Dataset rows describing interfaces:
· · · · ·
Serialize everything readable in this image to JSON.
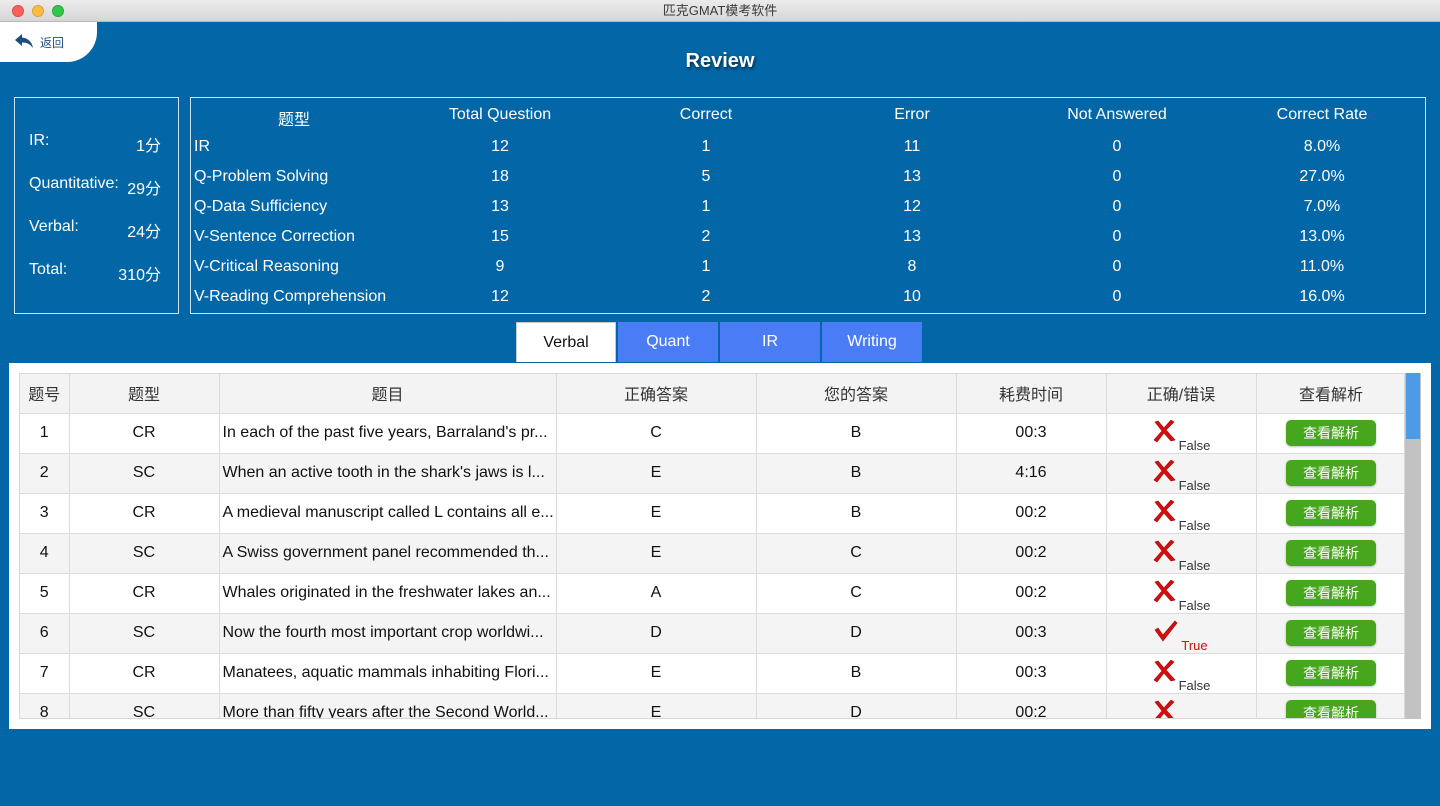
{
  "window": {
    "title": "匹克GMAT模考软件"
  },
  "back": {
    "label": "返回"
  },
  "page": {
    "title": "Review"
  },
  "scores": [
    {
      "label": "IR:",
      "value": "1分"
    },
    {
      "label": "Quantitative:",
      "value": "29分"
    },
    {
      "label": "Verbal:",
      "value": "24分"
    },
    {
      "label": "Total:",
      "value": "310分"
    }
  ],
  "stats": {
    "headers": [
      "题型",
      "Total Question",
      "Correct",
      "Error",
      "Not Answered",
      "Correct Rate"
    ],
    "rows": [
      [
        "IR",
        "12",
        "1",
        "11",
        "0",
        "8.0%"
      ],
      [
        "Q-Problem Solving",
        "18",
        "5",
        "13",
        "0",
        "27.0%"
      ],
      [
        "Q-Data Sufficiency",
        "13",
        "1",
        "12",
        "0",
        "7.0%"
      ],
      [
        "V-Sentence Correction",
        "15",
        "2",
        "13",
        "0",
        "13.0%"
      ],
      [
        "V-Critical Reasoning",
        "9",
        "1",
        "8",
        "0",
        "11.0%"
      ],
      [
        "V-Reading Comprehension",
        "12",
        "2",
        "10",
        "0",
        "16.0%"
      ]
    ]
  },
  "tabs": [
    {
      "label": "Verbal",
      "active": true
    },
    {
      "label": "Quant",
      "active": false
    },
    {
      "label": "IR",
      "active": false
    },
    {
      "label": "Writing",
      "active": false
    }
  ],
  "review": {
    "headers": [
      "题号",
      "题型",
      "题目",
      "正确答案",
      "您的答案",
      "耗费时间",
      "正确/错误",
      "查看解析"
    ],
    "view_label": "查看解析",
    "rows": [
      {
        "no": "1",
        "type": "CR",
        "question": "In each of the past five years, Barraland's pr...",
        "correct": "C",
        "yours": "B",
        "time": "00:3",
        "result": "False"
      },
      {
        "no": "2",
        "type": "SC",
        "question": "When an active tooth in the shark's jaws is l...",
        "correct": "E",
        "yours": "B",
        "time": "4:16",
        "result": "False"
      },
      {
        "no": "3",
        "type": "CR",
        "question": "A medieval manuscript called L contains all e...",
        "correct": "E",
        "yours": "B",
        "time": "00:2",
        "result": "False"
      },
      {
        "no": "4",
        "type": "SC",
        "question": "A Swiss government panel recommended th...",
        "correct": "E",
        "yours": "C",
        "time": "00:2",
        "result": "False"
      },
      {
        "no": "5",
        "type": "CR",
        "question": "Whales originated in the freshwater lakes an...",
        "correct": "A",
        "yours": "C",
        "time": "00:2",
        "result": "False"
      },
      {
        "no": "6",
        "type": "SC",
        "question": "Now the fourth most important crop worldwi...",
        "correct": "D",
        "yours": "D",
        "time": "00:3",
        "result": "True"
      },
      {
        "no": "7",
        "type": "CR",
        "question": "Manatees, aquatic mammals inhabiting Flori...",
        "correct": "E",
        "yours": "B",
        "time": "00:3",
        "result": "False"
      },
      {
        "no": "8",
        "type": "SC",
        "question": "More than fifty years after the Second World...",
        "correct": "E",
        "yours": "D",
        "time": "00:2",
        "result": "False"
      }
    ]
  },
  "colors": {
    "background": "#0367a7",
    "tab_inactive": "#4a7df5",
    "button_green": "#48a51e",
    "false_mark": "#d21010"
  }
}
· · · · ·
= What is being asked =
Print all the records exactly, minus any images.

= Solution for this exercise =
Serialize everything readable in this image to JSON.
{
  "window": {
    "title": "匹克GMAT模考软件"
  },
  "back": {
    "label": "返回"
  },
  "page": {
    "title": "Review"
  },
  "scores": [
    {
      "label": "IR:",
      "value": "1分"
    },
    {
      "label": "Quantitative:",
      "value": "29分"
    },
    {
      "label": "Verbal:",
      "value": "24分"
    },
    {
      "label": "Total:",
      "value": "310分"
    }
  ],
  "stats": {
    "headers": [
      "题型",
      "Total Question",
      "Correct",
      "Error",
      "Not Answered",
      "Correct Rate"
    ],
    "rows": [
      [
        "IR",
        "12",
        "1",
        "11",
        "0",
        "8.0%"
      ],
      [
        "Q-Problem Solving",
        "18",
        "5",
        "13",
        "0",
        "27.0%"
      ],
      [
        "Q-Data Sufficiency",
        "13",
        "1",
        "12",
        "0",
        "7.0%"
      ],
      [
        "V-Sentence Correction",
        "15",
        "2",
        "13",
        "0",
        "13.0%"
      ],
      [
        "V-Critical Reasoning",
        "9",
        "1",
        "8",
        "0",
        "11.0%"
      ],
      [
        "V-Reading Comprehension",
        "12",
        "2",
        "10",
        "0",
        "16.0%"
      ]
    ]
  },
  "tabs": [
    {
      "label": "Verbal",
      "active": true
    },
    {
      "label": "Quant",
      "active": false
    },
    {
      "label": "IR",
      "active": false
    },
    {
      "label": "Writing",
      "active": false
    }
  ],
  "review": {
    "headers": [
      "题号",
      "题型",
      "题目",
      "正确答案",
      "您的答案",
      "耗费时间",
      "正确/错误",
      "查看解析"
    ],
    "view_label": "查看解析",
    "rows": [
      {
        "no": "1",
        "type": "CR",
        "question": "In each of the past five years, Barraland's pr...",
        "correct": "C",
        "yours": "B",
        "time": "00:3",
        "result": "False"
      },
      {
        "no": "2",
        "type": "SC",
        "question": "When an active tooth in the shark's jaws is l...",
        "correct": "E",
        "yours": "B",
        "time": "4:16",
        "result": "False"
      },
      {
        "no": "3",
        "type": "CR",
        "question": "A medieval manuscript called L contains all e...",
        "correct": "E",
        "yours": "B",
        "time": "00:2",
        "result": "False"
      },
      {
        "no": "4",
        "type": "SC",
        "question": "A Swiss government panel recommended th...",
        "correct": "E",
        "yours": "C",
        "time": "00:2",
        "result": "False"
      },
      {
        "no": "5",
        "type": "CR",
        "question": "Whales originated in the freshwater lakes an...",
        "correct": "A",
        "yours": "C",
        "time": "00:2",
        "result": "False"
      },
      {
        "no": "6",
        "type": "SC",
        "question": "Now the fourth most important crop worldwi...",
        "correct": "D",
        "yours": "D",
        "time": "00:3",
        "result": "True"
      },
      {
        "no": "7",
        "type": "CR",
        "question": "Manatees, aquatic mammals inhabiting Flori...",
        "correct": "E",
        "yours": "B",
        "time": "00:3",
        "result": "False"
      },
      {
        "no": "8",
        "type": "SC",
        "question": "More than fifty years after the Second World...",
        "correct": "E",
        "yours": "D",
        "time": "00:2",
        "result": "False"
      }
    ]
  },
  "colors": {
    "background": "#0367a7",
    "tab_inactive": "#4a7df5",
    "button_green": "#48a51e",
    "false_mark": "#d21010"
  }
}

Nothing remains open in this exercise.